We are taking this project seriously, but I am already acutely aware that writing about simmering desire with one’s own sister might be possible only with tongue tentatively in cheek. We have agreed not to discuss our plot ideas, so the novel will unfold as unpredictably to us as to our readers. This could lead to trouble later on, but for now it seems a very liberating way to start.

Who knows where this project will take us? To the dizzying heights of publication by the world’s leading romance brand? Probably not. But wherever we end up, it should be fun getting there…

Tuesday, 26 June 2012

Are we nearly there yet?

Yes, dear Reader, we are. At long (very long) last, Anna has provided a continuation, of sorts; and although I had rather hoped that she would cover some of the awkward infill that is now necessary to explain Cleft’s transformation from feckless womanizer to self-made pallet-provider, at least it gets me to the point where I can start thinking about a climax.

PS: Blazing red letters? Can’t the girl read? I had it as ‘huge gold letters’.

Part 51 (by Anna)

Barely had Topaz digested the blazing red letters on the side of the vehicle, barely had her hand fumbled for the coiled brass banister up the cascade of marble stairs behind her, than daylight was obscured by a large shadow in the doorway. Large, and yet somehow diminished. Topaz could discern the change even as she struggled to focus through her long lacquered lashes. 

‘Wotcha!’ said Cleft, for it was he. The voice, the greeting, was at once familiar and imperceptibly altered. There was, in the deep, throbbing tones that sent an echo through her womanly core, a note of doubt. Or was it pleading?

‘Cleft!’ said Topaz. She could almost taste the name on her tongue.

As she turned to collect her thoughts, she caught the reflection of the man in the flank of the sculpted silver stag poised in the hallway.
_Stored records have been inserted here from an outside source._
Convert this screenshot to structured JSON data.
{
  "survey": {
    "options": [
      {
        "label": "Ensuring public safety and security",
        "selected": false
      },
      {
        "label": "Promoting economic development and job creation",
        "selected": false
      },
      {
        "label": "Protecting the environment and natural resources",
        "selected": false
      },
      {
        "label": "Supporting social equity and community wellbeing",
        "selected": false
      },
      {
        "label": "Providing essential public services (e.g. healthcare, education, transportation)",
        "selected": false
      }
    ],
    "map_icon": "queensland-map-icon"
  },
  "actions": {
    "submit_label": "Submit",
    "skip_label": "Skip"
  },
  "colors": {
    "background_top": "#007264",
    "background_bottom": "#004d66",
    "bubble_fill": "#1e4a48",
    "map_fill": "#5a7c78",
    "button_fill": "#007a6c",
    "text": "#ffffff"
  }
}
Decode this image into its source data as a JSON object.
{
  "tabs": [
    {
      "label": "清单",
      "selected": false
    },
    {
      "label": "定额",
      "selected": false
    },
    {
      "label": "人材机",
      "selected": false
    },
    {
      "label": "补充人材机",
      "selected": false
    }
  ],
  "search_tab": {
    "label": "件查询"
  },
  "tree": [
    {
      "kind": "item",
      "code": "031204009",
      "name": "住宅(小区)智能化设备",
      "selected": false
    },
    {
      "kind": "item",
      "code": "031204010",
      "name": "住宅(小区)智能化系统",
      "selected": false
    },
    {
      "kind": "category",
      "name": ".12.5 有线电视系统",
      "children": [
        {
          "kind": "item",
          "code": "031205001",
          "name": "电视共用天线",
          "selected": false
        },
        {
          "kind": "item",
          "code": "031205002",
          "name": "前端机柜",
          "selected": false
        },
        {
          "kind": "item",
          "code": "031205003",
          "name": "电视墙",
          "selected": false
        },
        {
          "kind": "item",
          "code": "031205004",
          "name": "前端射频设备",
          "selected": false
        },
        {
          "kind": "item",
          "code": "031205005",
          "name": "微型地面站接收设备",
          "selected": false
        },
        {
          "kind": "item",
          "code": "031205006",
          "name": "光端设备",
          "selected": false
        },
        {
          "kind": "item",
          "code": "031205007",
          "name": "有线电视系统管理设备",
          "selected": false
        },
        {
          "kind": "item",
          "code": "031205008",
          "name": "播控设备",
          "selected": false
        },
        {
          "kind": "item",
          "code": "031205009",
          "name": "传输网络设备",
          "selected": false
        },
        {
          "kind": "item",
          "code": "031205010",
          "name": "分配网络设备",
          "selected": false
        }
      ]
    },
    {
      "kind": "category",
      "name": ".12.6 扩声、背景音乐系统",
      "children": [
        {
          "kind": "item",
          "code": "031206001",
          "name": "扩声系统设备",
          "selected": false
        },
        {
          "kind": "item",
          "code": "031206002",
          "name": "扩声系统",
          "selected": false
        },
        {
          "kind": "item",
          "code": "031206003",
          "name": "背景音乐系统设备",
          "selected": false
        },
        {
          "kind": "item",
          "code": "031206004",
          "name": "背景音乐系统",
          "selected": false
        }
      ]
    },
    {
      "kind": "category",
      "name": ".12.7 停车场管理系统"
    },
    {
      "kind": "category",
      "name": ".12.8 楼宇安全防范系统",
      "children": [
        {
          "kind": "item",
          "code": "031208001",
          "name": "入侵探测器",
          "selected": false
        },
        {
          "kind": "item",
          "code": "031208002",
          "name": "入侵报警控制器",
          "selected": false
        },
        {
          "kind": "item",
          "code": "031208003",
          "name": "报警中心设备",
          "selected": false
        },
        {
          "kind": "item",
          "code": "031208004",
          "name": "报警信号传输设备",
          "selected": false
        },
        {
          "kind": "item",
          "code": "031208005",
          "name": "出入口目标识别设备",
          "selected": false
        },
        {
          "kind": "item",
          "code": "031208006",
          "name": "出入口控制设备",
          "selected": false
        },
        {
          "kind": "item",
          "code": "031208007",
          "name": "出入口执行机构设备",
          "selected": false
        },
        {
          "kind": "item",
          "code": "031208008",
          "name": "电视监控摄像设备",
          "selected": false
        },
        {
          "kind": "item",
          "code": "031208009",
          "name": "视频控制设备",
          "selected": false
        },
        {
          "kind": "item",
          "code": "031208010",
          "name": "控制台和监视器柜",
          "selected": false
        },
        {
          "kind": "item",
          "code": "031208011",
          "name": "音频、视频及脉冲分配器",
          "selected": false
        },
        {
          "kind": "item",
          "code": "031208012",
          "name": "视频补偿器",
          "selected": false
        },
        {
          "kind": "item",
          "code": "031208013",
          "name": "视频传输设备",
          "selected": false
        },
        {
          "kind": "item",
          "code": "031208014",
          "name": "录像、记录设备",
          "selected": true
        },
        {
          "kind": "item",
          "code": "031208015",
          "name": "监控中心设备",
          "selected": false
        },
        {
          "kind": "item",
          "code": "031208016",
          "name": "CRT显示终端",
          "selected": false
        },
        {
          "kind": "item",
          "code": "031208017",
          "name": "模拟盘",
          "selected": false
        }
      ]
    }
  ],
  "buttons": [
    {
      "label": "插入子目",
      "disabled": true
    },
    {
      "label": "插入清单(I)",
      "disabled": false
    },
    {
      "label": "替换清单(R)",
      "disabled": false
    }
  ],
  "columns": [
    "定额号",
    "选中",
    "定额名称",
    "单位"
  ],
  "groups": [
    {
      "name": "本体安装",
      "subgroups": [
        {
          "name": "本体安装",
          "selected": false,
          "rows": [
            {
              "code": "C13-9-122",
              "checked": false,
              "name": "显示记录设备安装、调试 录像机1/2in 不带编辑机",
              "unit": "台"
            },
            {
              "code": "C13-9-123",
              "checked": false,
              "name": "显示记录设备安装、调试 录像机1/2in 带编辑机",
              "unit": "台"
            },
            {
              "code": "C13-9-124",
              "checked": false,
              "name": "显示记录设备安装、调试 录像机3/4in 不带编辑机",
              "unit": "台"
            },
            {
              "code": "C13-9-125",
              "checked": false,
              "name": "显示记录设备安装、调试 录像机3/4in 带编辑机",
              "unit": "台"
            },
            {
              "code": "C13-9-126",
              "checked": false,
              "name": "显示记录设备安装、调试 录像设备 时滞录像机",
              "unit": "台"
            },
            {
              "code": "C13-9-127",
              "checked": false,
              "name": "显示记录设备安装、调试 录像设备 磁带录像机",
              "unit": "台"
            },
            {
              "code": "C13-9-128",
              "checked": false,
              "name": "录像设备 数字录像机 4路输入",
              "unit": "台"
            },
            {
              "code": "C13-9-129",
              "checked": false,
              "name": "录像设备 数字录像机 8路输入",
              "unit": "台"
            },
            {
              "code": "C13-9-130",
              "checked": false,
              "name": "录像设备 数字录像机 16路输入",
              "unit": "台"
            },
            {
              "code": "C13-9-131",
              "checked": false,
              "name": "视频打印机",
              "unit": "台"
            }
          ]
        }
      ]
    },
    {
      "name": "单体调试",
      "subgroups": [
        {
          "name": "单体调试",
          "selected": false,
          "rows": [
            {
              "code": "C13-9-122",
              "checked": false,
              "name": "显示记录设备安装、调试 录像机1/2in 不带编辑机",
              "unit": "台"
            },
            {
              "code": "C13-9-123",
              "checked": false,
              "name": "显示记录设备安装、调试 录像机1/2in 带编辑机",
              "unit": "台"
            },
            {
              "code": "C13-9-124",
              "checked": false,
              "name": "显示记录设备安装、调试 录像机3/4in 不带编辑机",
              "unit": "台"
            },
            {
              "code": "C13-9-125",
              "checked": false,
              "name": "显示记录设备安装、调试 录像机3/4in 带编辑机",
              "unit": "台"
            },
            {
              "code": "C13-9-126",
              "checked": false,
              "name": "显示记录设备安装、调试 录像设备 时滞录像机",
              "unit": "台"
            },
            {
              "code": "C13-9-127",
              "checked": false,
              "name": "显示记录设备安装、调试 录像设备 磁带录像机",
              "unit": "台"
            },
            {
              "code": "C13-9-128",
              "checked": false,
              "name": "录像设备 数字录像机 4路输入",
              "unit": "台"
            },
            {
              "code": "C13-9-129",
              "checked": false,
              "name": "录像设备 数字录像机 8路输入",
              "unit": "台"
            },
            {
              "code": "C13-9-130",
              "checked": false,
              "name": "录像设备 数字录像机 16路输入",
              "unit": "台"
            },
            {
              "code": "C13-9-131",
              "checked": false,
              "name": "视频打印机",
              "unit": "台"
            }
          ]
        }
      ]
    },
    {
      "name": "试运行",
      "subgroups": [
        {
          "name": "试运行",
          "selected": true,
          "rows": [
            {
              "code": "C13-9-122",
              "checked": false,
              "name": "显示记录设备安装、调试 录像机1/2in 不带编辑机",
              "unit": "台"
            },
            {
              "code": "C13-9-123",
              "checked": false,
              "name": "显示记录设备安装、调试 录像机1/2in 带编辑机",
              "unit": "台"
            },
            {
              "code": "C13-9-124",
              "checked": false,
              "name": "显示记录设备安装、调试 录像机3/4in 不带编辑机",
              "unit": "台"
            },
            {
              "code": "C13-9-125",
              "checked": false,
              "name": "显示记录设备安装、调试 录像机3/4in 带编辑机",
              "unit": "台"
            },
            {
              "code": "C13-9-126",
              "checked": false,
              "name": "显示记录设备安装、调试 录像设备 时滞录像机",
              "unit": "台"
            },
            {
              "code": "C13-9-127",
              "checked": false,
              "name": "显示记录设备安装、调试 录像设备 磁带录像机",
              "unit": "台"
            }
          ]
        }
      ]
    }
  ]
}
A tiny reflection, dwarfed by the contours of the beast’s metal sinews. It was in that moment that Topaz realised that her struggles had reached a climax. The flame, deep within parts of her that she had never before probed, still burned but, as she fixed her eyes on those sculpted hindquarters, she realised that her feelings no longer controlled her. This Thing between them was no longer bigger than she was. She loved, possibly she even forgave, but in forgiving she achieved dominion.

Coolly she raised her chin and her eyes finally met his. There was a beat in which a communion that was beyond words passed between them. Then, in a voice that startled her with its steadiness, she uttered it.